** Action item **
In the entries below, the word "true" appears on some lines. Copy each of those lines.

** Extracted records **
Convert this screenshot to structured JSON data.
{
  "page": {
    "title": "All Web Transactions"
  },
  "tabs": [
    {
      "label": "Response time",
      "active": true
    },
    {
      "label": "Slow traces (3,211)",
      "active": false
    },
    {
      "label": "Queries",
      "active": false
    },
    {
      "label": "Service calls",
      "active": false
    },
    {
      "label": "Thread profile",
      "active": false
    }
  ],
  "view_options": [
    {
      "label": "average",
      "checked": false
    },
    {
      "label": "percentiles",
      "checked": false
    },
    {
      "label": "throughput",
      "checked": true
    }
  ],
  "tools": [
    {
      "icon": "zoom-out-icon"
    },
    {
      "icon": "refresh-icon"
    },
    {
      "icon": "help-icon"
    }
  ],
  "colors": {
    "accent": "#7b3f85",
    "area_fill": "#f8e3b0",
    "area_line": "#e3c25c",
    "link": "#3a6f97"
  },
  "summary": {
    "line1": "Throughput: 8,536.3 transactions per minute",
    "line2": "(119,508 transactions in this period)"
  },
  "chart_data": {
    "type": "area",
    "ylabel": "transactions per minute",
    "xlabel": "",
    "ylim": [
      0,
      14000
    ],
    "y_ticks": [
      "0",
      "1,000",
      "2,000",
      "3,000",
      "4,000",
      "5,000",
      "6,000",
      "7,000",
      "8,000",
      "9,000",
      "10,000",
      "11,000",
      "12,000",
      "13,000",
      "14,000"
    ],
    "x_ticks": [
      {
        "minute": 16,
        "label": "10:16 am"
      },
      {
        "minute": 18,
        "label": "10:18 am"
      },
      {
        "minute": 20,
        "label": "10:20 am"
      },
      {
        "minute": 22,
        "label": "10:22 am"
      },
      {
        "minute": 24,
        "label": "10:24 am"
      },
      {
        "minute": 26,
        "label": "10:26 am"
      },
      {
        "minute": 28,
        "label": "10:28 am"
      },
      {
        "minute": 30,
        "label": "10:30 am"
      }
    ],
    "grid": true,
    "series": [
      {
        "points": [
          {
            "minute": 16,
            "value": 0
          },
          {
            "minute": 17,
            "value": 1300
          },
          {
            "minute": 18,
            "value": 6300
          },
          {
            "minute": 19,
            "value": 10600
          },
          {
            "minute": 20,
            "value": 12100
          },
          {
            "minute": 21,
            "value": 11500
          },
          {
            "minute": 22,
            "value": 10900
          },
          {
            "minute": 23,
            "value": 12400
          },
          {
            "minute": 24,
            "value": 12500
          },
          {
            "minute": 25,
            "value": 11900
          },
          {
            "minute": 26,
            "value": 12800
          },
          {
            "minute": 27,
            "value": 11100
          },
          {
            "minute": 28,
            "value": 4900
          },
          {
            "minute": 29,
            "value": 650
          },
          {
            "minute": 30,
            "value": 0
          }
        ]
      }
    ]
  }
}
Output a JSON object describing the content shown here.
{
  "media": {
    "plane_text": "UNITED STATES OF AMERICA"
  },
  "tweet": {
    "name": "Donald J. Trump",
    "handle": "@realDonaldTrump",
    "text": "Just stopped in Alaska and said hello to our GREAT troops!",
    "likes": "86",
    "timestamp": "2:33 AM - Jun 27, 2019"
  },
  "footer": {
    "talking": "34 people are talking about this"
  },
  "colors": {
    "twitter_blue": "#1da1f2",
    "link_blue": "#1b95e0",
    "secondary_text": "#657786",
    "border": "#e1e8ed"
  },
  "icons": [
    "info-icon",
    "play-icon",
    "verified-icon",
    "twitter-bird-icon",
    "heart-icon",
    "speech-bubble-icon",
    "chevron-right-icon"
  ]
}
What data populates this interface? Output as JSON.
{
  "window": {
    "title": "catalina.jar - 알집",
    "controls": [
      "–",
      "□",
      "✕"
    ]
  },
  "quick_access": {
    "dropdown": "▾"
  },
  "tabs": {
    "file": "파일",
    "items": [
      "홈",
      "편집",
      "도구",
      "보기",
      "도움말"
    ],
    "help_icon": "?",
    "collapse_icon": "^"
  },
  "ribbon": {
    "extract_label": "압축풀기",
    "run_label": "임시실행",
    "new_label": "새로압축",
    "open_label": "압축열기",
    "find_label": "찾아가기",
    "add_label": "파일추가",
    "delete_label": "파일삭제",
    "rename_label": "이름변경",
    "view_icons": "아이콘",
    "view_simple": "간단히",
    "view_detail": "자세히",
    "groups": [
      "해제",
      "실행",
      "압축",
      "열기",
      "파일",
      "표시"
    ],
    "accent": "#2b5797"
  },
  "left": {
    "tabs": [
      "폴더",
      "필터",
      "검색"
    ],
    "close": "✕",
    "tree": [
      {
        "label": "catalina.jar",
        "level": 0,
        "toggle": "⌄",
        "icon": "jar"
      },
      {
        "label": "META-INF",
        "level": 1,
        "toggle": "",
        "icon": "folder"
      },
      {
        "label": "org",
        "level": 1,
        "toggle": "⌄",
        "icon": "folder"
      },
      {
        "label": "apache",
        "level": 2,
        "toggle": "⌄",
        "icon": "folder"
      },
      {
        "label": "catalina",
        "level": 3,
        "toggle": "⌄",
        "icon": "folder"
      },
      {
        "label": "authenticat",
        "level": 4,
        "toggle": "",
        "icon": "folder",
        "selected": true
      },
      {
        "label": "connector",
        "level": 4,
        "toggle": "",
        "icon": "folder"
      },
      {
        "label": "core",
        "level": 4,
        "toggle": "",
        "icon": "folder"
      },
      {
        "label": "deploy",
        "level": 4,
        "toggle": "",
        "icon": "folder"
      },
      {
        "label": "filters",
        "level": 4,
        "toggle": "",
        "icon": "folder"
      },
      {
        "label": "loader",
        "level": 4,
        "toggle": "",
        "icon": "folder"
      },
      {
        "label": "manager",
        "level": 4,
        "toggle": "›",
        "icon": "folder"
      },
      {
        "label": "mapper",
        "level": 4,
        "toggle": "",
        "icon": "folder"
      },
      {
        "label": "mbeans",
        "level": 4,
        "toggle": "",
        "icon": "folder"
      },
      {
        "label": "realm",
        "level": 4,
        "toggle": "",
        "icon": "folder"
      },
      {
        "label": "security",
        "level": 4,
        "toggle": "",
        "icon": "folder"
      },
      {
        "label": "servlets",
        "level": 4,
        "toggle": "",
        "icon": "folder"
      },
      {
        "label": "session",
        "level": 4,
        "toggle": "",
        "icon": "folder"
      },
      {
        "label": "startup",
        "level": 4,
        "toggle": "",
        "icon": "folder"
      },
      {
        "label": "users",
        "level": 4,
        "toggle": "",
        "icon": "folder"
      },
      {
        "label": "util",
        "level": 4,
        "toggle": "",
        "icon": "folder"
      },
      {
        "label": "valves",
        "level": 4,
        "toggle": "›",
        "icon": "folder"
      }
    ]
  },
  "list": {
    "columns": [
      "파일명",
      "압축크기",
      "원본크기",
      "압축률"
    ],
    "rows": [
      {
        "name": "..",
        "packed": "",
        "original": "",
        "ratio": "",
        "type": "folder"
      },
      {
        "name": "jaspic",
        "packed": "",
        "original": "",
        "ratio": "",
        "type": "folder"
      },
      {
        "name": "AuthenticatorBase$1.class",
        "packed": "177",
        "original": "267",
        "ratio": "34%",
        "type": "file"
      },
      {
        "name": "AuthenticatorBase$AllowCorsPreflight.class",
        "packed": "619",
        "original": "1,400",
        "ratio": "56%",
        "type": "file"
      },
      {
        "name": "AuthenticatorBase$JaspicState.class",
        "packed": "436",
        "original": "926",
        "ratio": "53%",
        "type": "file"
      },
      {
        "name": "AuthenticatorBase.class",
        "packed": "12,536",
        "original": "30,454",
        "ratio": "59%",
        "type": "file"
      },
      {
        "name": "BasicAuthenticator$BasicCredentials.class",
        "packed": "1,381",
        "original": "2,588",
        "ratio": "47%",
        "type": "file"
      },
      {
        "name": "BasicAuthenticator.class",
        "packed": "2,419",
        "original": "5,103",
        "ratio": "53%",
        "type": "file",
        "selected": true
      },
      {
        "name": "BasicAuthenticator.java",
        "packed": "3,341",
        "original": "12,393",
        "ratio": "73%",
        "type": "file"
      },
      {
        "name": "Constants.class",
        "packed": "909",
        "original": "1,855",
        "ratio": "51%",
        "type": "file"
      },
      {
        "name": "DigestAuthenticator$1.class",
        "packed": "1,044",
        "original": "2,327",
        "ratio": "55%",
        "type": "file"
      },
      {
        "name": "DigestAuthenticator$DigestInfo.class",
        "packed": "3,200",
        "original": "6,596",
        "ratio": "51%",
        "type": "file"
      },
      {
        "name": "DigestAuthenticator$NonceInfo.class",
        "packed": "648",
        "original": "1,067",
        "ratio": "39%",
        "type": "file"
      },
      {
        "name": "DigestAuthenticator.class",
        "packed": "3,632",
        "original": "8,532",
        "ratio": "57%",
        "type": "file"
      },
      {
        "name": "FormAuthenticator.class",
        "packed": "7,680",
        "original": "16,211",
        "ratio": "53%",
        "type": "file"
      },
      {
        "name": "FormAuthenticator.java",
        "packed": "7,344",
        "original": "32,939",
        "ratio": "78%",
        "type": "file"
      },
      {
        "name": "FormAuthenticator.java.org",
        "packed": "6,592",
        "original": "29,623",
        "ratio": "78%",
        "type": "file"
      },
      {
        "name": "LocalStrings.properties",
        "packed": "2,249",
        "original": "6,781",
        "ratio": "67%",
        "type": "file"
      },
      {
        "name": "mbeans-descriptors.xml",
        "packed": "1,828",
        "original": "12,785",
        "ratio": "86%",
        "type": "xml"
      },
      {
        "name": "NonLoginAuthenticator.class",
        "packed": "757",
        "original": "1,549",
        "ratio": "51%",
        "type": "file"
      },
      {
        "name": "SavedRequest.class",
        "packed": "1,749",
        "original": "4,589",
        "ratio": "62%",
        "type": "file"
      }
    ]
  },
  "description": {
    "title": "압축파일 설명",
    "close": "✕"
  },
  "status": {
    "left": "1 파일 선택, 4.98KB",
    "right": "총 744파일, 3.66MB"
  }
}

** Written response **
      "active": true
      "checked": true
    "grid": true,
        "selected": true
        "selected": true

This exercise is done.